CBDT extends due date for filing tax returns





As per Explanation 2(a) to Section 139(1) of Income Tax Act 1961 charitable trusts and institutions are required to file their Income Tax Return in ITR 7 and Audit Report in Form 10B by 30th September. 
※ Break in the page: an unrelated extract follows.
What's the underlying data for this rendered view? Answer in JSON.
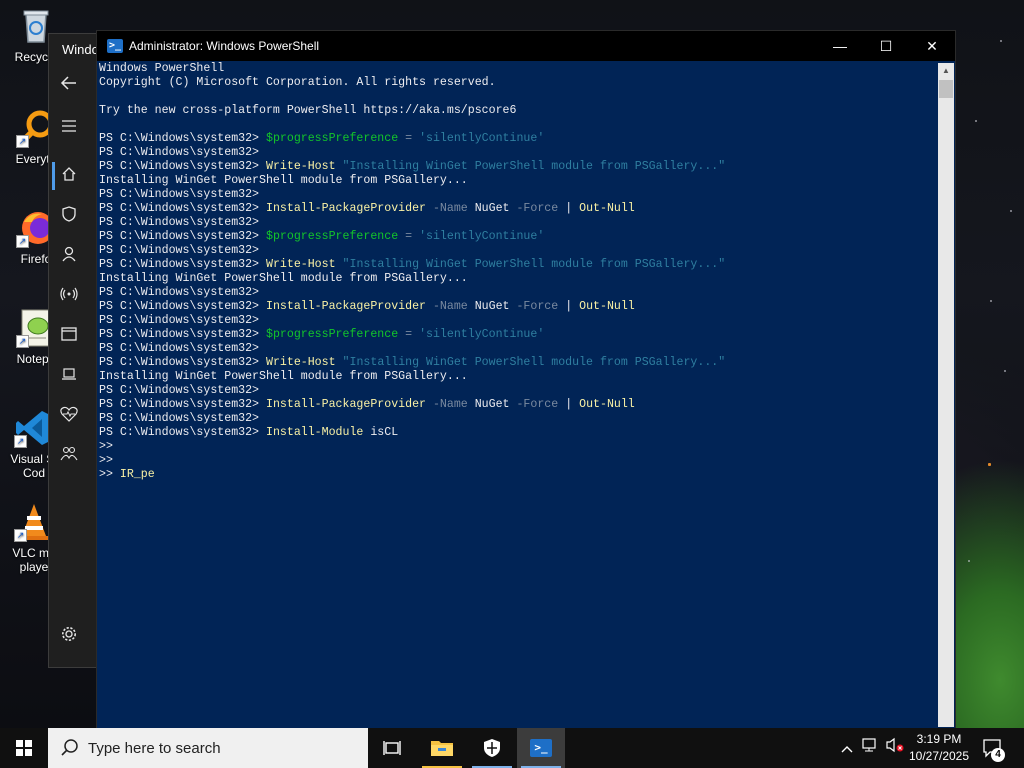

However the Central Board of Direct Taxes (CBDT) vide notice dated 31st August, 2017 has extended the due date for filing of Income Tax Returns and Audit Report for the financial year 2016-17  to 31st October, 2017.